The site is close to Navy Pier, which evokes for me various childhood memories with my father who took me walking.
The space is idyllic for a monument, calm and peaceful, which is occasionally disturbed by the racket created by buildings being erected.
I could wander here for hours and get lost in reveries. I feel an invigorating return to my childhood when Navy Pier looked different, and yet it seems strangely the same.
I am tempted to mentally memorialize my father who took me walking to various green spaces such as this, as well as to Navy Pier.
My father was a man of inextinguishable energy who did lots of walking and running. He spent time with me after work and on weekends. We would choose a historic site to visit.
In a sense, I still sort of emulate him with his constant surplus of energy. Like him, I walk prodigiously and run whenever I get a chance. My father would have appreciated my robust constitution.
The Wrigley Building remains the same as when I was a child, historically untouched, creating realms of fantasy for me; in many senses, it epitomizes Carl Sandburg's Chicago, City of Big Shoulders.
Because the Wrigley Building remains unchanged since I was a boy, I never fail to feel a sense of Toyland when I walk past it-a continual sense of child-like discovery. Sometimes I think I am looking at huge building blocks.
This building evokes for me memories of my father who took me through extended tours of Chicago and its various historic sites.

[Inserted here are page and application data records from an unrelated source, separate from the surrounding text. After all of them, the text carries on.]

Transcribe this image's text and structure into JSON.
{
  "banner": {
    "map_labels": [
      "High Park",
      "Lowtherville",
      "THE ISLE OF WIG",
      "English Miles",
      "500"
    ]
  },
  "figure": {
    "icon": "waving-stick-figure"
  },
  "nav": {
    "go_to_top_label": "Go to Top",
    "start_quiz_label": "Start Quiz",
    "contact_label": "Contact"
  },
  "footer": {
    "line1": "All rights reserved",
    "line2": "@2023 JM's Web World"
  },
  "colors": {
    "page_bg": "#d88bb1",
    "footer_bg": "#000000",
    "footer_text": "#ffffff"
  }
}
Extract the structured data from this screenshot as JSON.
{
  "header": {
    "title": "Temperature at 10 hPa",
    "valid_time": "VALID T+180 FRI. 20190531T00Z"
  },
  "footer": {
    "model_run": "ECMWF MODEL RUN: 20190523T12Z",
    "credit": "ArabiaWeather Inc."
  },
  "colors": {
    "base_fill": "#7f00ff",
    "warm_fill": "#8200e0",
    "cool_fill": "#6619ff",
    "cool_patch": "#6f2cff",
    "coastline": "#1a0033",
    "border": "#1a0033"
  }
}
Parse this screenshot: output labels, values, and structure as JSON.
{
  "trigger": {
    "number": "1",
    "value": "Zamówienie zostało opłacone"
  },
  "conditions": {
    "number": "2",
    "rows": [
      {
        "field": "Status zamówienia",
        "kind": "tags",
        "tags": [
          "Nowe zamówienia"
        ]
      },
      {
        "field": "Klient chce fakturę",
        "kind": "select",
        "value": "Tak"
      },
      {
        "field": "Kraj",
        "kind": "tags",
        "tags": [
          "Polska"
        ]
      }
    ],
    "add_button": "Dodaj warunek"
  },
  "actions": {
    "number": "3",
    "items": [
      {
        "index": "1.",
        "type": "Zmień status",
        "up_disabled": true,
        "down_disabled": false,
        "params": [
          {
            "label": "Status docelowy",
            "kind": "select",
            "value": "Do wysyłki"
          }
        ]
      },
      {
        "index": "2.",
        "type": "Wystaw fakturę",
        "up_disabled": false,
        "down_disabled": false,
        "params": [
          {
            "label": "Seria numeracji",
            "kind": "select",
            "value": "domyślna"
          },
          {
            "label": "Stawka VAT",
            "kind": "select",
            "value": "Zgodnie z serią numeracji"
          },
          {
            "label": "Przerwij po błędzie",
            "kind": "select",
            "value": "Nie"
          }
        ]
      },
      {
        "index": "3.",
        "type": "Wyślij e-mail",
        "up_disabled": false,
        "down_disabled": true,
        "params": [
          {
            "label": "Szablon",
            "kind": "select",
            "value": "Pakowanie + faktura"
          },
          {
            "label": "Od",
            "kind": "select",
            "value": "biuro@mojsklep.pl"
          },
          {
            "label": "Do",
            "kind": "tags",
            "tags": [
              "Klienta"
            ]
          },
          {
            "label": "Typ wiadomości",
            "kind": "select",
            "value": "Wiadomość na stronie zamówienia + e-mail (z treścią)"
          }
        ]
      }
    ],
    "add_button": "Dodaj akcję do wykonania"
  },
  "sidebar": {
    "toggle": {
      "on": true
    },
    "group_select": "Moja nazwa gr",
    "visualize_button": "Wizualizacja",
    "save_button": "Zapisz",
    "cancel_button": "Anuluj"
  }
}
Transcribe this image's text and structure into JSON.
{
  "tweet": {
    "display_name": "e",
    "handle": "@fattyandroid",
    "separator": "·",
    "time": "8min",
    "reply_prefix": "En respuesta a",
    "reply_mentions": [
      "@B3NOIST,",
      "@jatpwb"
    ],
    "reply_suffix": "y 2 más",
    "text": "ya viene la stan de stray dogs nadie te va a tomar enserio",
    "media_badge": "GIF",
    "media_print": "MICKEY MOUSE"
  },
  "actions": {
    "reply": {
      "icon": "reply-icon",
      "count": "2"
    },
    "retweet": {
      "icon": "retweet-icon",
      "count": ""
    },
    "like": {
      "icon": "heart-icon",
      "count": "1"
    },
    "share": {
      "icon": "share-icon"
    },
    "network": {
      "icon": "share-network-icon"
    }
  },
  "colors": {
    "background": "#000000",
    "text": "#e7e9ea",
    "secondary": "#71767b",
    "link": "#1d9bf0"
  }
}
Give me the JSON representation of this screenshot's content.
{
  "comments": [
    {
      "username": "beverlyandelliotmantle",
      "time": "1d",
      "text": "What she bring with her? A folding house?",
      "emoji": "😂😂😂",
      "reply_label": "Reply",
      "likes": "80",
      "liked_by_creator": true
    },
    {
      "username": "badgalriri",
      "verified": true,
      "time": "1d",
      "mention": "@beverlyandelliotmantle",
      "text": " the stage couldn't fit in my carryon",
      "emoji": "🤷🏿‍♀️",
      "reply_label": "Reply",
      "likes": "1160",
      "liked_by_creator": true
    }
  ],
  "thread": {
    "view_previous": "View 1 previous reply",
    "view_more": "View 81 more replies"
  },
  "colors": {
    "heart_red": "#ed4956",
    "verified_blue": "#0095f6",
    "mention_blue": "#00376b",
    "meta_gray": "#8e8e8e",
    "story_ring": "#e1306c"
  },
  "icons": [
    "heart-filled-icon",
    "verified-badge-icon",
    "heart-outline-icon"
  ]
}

I am attracted
to green spots such as these, since I often sit and write in open fields.
I can spend hours doing this if there's no intrusion.
I simply like to schedule walks in various historic parks where my writing
blends in with the scenery. On one such walk, I explored the Chicago Historical
Society, then spent the rest of the day in Lincoln Park Zoo and by the
lake where I wrote about the experience.